The two most popular types of moving averages are the Simple Moving Average (SMA) and the Exponential Moving Average (EMA). They are described in more detail below.

**Simple Moving Average (SMA)**A simple moving average is formed by computing the average (mean) price of a security over a specified number of periods. While it is possible to create moving averages from the Open, the High, and the Low data points, most moving averages are created using the closing price. For example: a 5-day simple moving average is calculated by adding the closing prices for the last 5 days and dividing the total by 5.

(10+ 11 + 12 + 13 + 14 = 60) ( (60 / 5) = 12)

The calculation is repeated for each price bar on the chart. The averages are then joined to form a smooth curving line – the moving average line. Continuing our example, if the next closing price in the average is 15, then this new period would be added and the oldest day, which is 10, would be dropped. The new 5-day simple moving average would be calculated as follows:

(11 + 12 + 13 + 14 +15 = 65) ( (65 / 5) = 13)

Over the last 2 days, the SMA moved from 12 to 13. As new days are added, the old days will be subtracted and the moving average will continue to move over time. In this example , using closing prices , day 10 is the first day possible to calculate a 10-day simple moving average. As the calculation continues, the newest day is added and the oldest day is subtracted. The 10-day SMA for day 11 is calculated by adding the prices of day 2 through day 11 and dividing by 10. The averaging process then moves on to the next day where the 10-day SMA for day 12 is calculated by adding the prices of day 3 through day 12 and dividing by 10.The chart above is a plot that contains the data sequence in the table. The simple moving average begins on day 10 and continues.

This simple illustration highlights the fact that all moving averages are lagging indicators and will always be “behind” the price. The price is trending down, but the simple moving average, which is based on the previous 10 days of data, remains above the price. If the price were rising, the SMA would most likely be below. Because moving averages are lagging indicators, they fit in the category of trend following indicators. When prices are trending, moving averages work well.
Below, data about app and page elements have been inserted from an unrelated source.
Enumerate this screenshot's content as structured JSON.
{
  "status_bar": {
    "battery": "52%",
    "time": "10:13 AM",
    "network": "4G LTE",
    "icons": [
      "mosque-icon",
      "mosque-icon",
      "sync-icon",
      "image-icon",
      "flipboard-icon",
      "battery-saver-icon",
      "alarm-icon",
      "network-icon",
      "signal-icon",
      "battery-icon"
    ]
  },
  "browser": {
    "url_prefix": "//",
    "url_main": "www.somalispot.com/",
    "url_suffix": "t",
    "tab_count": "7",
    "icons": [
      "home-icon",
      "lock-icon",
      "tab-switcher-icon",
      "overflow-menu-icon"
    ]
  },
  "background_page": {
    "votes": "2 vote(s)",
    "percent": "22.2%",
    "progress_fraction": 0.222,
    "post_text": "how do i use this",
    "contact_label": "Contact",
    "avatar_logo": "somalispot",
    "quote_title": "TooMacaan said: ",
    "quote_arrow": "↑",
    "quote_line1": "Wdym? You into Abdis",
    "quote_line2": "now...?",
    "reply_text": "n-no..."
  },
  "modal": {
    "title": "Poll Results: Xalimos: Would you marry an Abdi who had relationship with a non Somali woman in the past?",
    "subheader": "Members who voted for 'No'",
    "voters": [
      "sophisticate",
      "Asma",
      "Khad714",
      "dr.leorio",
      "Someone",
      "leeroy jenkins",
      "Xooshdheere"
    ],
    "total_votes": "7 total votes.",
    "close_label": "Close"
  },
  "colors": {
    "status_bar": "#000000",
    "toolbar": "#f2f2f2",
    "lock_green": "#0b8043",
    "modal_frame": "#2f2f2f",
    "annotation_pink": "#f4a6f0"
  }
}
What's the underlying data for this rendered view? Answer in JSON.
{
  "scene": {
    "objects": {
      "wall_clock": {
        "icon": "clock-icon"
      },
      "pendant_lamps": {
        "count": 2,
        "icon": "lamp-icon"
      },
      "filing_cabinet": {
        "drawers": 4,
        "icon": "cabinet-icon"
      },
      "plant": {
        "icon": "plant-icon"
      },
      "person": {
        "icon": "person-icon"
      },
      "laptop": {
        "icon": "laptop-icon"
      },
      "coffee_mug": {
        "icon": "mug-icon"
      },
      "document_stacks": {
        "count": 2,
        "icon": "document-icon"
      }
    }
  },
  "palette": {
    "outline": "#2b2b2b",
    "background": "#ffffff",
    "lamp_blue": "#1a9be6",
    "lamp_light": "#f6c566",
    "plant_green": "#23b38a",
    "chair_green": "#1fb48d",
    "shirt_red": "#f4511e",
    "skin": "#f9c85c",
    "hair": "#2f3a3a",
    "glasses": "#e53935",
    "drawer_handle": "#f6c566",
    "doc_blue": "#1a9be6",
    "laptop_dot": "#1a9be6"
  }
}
However, when prices are not trending, moving averages can give misleading signals.

**Exponential Moving Average Calculation:**Exponential Moving Averages can be specified in two ways – as a percent-based EMA or as a period-based EMA. A percent-based EMA has a percentage as its single parameter while a period-based EMA has a parameter that represents the duration of the EMA.

**The formula for an exponential moving average is:**EMA(current) = ( (Price(current) – EMA(prev) ) x Multiplier) + EMA(prev)

For a percentage-based EMA, “Multiplier” is equal to the EMA’s specified percentage.

For a period-based EMA, “Multiplier” is equal to 2 / (1 + N) where N is the specified number of periods.

For example, a 10-period EMA’s Multiplier is calculated like this:

This means that a 10-period EMA is equivalent to an 18.18% EMA.

Below is a table with the results of an exponential moving average calculation for Eastman Kodak. For the first period’s exponential moving average, the simple moving average was used as the previous period’s exponential moving average (yellow highlight for the 10th period). From period 11 onward, the previous period’s EMA was used. The calculation in period 11 breaks down as follows:1. (C – P) = (61.33 – 63.682) = -2.352

2. (C – P) x K = -2.352 x .181818 = -0.4276

3. ((C – P) x K) + P = -0.4276 + 63.682 = 63.254